**Data to examine**.

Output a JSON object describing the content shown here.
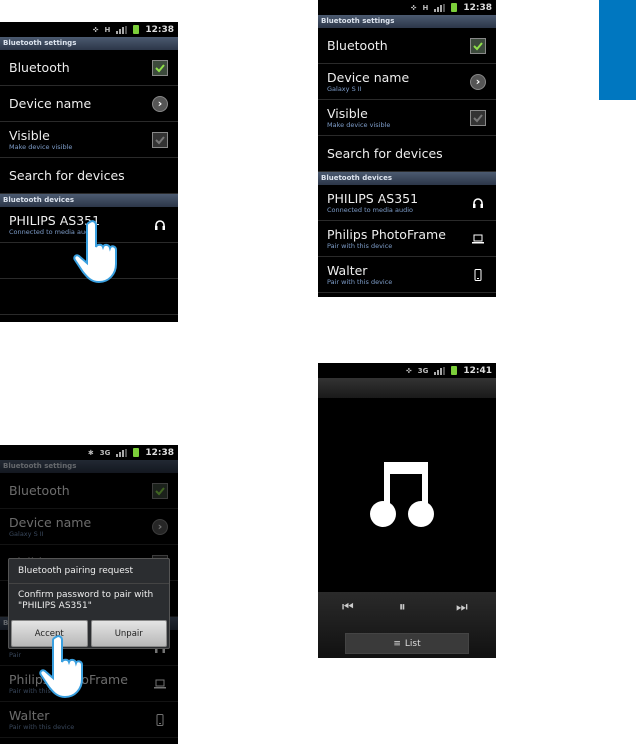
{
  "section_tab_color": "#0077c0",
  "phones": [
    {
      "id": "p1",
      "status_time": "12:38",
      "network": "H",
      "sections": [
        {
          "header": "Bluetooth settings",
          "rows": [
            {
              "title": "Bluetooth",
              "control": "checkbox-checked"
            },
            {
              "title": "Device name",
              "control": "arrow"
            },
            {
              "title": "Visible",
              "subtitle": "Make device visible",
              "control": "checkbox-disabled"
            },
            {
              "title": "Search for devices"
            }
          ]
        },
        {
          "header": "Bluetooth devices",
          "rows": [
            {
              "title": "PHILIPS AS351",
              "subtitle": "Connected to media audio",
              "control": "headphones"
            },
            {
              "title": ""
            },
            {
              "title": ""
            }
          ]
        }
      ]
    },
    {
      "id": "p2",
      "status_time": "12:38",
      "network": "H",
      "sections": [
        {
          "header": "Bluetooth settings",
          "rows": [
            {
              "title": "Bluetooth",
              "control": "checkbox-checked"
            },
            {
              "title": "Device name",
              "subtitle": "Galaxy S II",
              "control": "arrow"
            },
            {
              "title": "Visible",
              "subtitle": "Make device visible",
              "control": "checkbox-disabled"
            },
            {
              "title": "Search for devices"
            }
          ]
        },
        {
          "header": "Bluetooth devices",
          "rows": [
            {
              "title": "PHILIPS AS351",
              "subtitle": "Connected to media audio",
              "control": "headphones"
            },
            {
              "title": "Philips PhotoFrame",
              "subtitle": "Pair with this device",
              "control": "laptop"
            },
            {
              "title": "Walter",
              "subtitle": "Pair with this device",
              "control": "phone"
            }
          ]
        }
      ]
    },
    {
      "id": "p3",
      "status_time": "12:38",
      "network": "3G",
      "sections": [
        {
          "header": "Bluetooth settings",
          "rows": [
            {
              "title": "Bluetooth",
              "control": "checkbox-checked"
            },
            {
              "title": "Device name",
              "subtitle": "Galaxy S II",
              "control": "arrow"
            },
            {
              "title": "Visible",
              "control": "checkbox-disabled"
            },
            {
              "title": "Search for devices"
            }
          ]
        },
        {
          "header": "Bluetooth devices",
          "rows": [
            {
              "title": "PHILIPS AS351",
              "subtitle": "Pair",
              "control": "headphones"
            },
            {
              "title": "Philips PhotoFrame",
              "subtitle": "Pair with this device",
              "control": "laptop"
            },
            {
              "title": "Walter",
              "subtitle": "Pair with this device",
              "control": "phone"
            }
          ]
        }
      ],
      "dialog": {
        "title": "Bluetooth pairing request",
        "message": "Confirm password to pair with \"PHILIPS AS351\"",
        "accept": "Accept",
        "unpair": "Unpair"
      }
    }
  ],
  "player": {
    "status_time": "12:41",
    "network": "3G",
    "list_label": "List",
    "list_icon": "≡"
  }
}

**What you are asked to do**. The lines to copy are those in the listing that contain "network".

**Response below**.
      "network": "H",
      "network": "H",
      "network": "3G",
    "network": "3G",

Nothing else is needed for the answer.